WHAT YOU NEED TO DO.
Find every line in the entries that holds the string "with" and report it.

MATERIAL PROVIDED.
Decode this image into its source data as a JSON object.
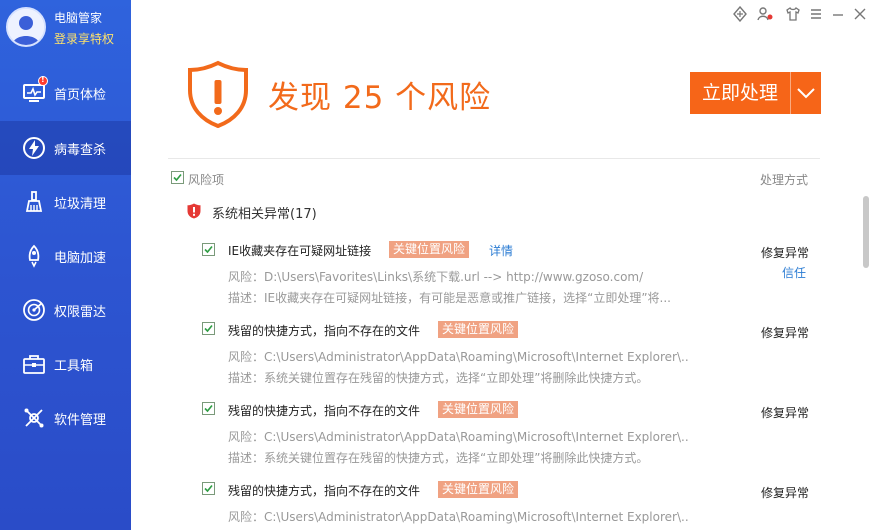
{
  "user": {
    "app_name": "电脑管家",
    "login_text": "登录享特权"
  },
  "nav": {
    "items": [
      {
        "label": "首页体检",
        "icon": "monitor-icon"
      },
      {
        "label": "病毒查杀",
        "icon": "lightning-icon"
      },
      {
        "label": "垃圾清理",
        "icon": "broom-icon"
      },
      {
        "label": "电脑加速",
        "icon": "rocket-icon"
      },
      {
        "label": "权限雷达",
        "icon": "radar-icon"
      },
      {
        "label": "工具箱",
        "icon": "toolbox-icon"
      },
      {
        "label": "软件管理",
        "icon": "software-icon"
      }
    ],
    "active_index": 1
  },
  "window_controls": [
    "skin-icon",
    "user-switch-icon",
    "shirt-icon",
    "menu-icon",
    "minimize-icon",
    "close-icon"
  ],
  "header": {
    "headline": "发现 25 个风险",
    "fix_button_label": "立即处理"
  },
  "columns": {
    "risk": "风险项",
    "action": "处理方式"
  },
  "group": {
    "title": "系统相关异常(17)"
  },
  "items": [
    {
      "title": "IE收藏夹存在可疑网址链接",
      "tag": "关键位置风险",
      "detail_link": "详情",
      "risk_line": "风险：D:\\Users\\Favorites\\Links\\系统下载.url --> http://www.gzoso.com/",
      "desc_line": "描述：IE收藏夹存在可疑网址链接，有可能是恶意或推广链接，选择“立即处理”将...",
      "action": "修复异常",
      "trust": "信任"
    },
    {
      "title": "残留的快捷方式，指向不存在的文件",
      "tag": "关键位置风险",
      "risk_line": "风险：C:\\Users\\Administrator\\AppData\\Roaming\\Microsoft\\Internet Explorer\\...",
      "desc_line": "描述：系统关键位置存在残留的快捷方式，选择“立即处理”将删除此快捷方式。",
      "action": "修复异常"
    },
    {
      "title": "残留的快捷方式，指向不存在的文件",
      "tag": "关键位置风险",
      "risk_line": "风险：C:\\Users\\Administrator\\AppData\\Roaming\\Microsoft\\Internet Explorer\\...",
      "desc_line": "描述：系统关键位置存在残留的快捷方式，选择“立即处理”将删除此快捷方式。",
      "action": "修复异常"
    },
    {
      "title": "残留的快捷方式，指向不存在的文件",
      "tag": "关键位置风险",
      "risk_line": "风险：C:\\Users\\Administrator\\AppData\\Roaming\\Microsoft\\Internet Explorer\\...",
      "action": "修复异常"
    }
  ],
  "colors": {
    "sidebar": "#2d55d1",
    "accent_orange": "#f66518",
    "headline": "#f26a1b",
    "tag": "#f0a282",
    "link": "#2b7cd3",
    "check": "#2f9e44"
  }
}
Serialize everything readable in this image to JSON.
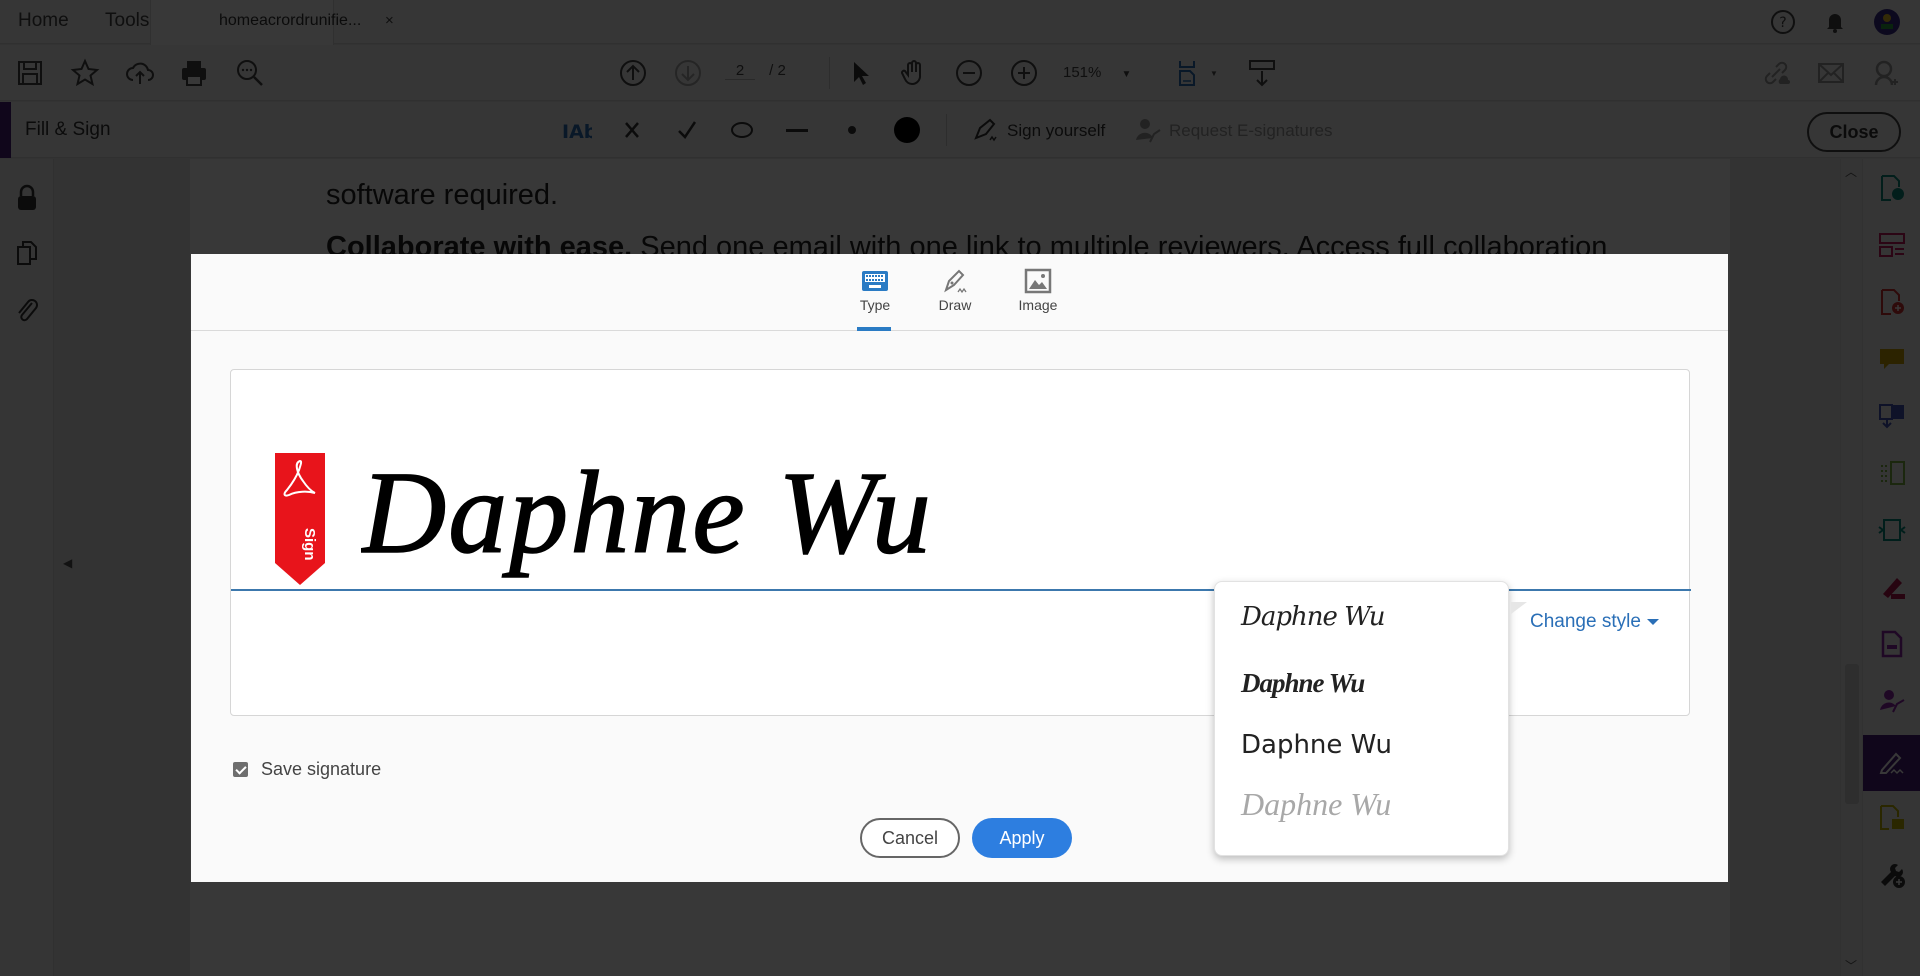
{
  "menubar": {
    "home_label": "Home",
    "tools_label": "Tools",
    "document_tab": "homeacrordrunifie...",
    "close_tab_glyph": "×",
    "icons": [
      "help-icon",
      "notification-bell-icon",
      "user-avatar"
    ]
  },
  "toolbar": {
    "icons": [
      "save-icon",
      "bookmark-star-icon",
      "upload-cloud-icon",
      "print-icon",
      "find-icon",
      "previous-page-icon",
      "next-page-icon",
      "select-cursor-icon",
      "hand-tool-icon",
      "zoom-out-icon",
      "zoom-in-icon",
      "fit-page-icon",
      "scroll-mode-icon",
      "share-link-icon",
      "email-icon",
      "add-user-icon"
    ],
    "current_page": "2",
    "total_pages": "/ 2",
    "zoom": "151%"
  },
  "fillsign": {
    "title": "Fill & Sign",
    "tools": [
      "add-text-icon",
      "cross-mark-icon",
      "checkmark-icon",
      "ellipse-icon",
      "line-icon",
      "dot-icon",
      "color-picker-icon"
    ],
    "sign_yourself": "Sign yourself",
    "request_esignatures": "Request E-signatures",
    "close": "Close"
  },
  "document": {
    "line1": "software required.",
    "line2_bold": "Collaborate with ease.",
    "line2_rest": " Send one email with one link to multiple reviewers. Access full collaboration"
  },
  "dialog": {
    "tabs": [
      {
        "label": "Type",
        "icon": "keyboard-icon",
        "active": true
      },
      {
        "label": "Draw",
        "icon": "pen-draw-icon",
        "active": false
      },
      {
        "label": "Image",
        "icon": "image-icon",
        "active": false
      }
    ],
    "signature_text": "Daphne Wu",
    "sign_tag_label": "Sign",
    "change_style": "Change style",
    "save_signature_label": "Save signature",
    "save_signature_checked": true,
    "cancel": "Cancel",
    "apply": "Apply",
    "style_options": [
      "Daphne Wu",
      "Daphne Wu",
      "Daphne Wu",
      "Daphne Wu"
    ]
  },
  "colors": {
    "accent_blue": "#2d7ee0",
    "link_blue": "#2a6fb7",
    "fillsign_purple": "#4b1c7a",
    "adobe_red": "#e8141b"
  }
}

EXPECTED ANSWER.
    "line2_bold": "Collaborate with ease.",
    "line2_rest": " Send one email with one link to multiple reviewers. Access full collaboration"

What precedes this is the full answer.